Another beer or ten, and he might forget. So he got up, and went from his happy place, in a land where DI Donald aka DI Duck didn’t exist, along with his wife, and many other deeply annoying things such as taxes, his colleagues in uniform and paperwork didn’t exist, to his almost spartan living room, and started moving, towards his kitchen, where he kept the beer in a separate fridge, another 2 degrees colder than their proper one. Others may say he didn’t know much about his job, but no one could ever have said he didn’t know his beer.
One beer later, he was moving back to his favourite armchair when he dropped his unopened can. Bending to pick it up, he noticed his wife approaching, quickly, holding his uncooked and still frozen dinner. He even saw her arm descending, and even felt the first blow hit his head, but no more.
Finished, she dropped the lamb coil, now slick with her husband’s blood. No doubt people would find out, her worry wasn’t how to hide it, but how to pass the blame.
Maybe plead insanity? No, then it’d be off to the loony bin with her.
Dump his body in a ditch somewhere? Tempting, but no. The fat bastard must have weighed a tonne.
Maybe make it seem like a burglary gone wrong? Sure, she could do that. Only one problem. How to get rid of the murder weapon?
“Okay, people! Mrs Maccallum here has made us a wee bit o’ lunch, so ye can qui' scrapin' the puir bastard’s brains aff the walls,” started Inspector Whyte, only stopping after Vincent tapped him on the shoulder, and nodded in the direction of the late Sergeant’s wife. “Erm, wha' A meant is, erm...”

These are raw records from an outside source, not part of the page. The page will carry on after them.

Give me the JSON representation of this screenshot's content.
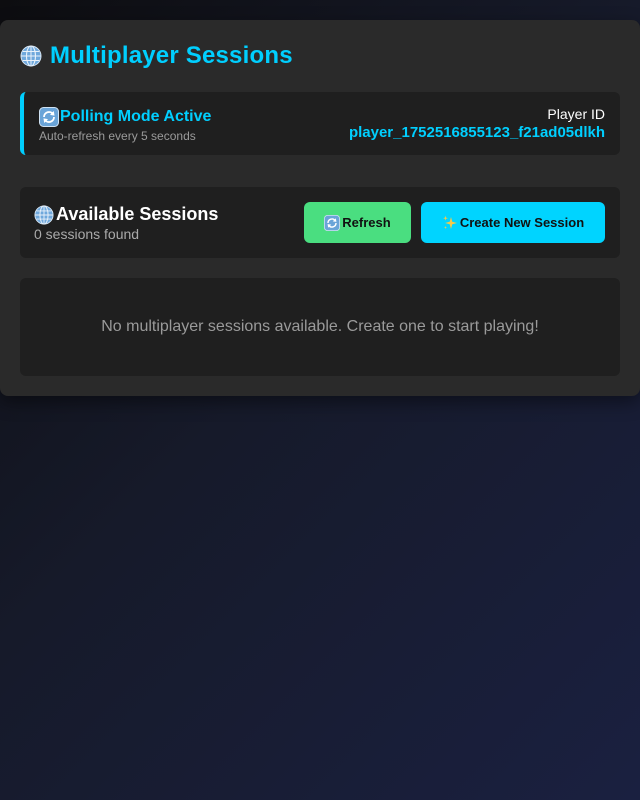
{
  "header": {
    "title": "Multiplayer Sessions",
    "icon": "globe-icon"
  },
  "status": {
    "icon": "refresh-icon",
    "title": "Polling Mode Active",
    "subtitle": "Auto-refresh every 5 seconds",
    "player_id_label": "Player ID",
    "player_id_value": "player_1752516855123_f21ad05dlkh"
  },
  "sessions": {
    "icon": "globe-icon",
    "title": "Available Sessions",
    "count_text": "0 sessions found",
    "refresh_label": "Refresh",
    "create_label": "Create New Session",
    "empty_message": "No multiplayer sessions available. Create one to start playing!"
  },
  "colors": {
    "accent": "#00cfff",
    "refresh_button": "#4ade80",
    "create_button": "#00d4ff",
    "panel": "#2a2a2a",
    "card": "#1f1f1f"
  }
}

“What inspector Whyte meant is lets take a break, seeing as Doreen here has made us some lunch.” Vincent sprang in, and turned to Doreen. “so… What have you made, and where is it?”
“There’s a wee bit of lamb fer everyone, an’ some veggies tae,” she replied in broad Glaswegian, smiling in an odd way, “an’ I’ll be happy fer everone o’ yous tae eat their fair share.”
The officers filed past, chorusing their thanks with a few “ta”s and “thank ye”s.
None of them heard her muttering. None of them would have made sense of it any way.
“Almost cannibalistic, this is. Aye, almost cannibals. An’ none o’ them’ll e’er find it.”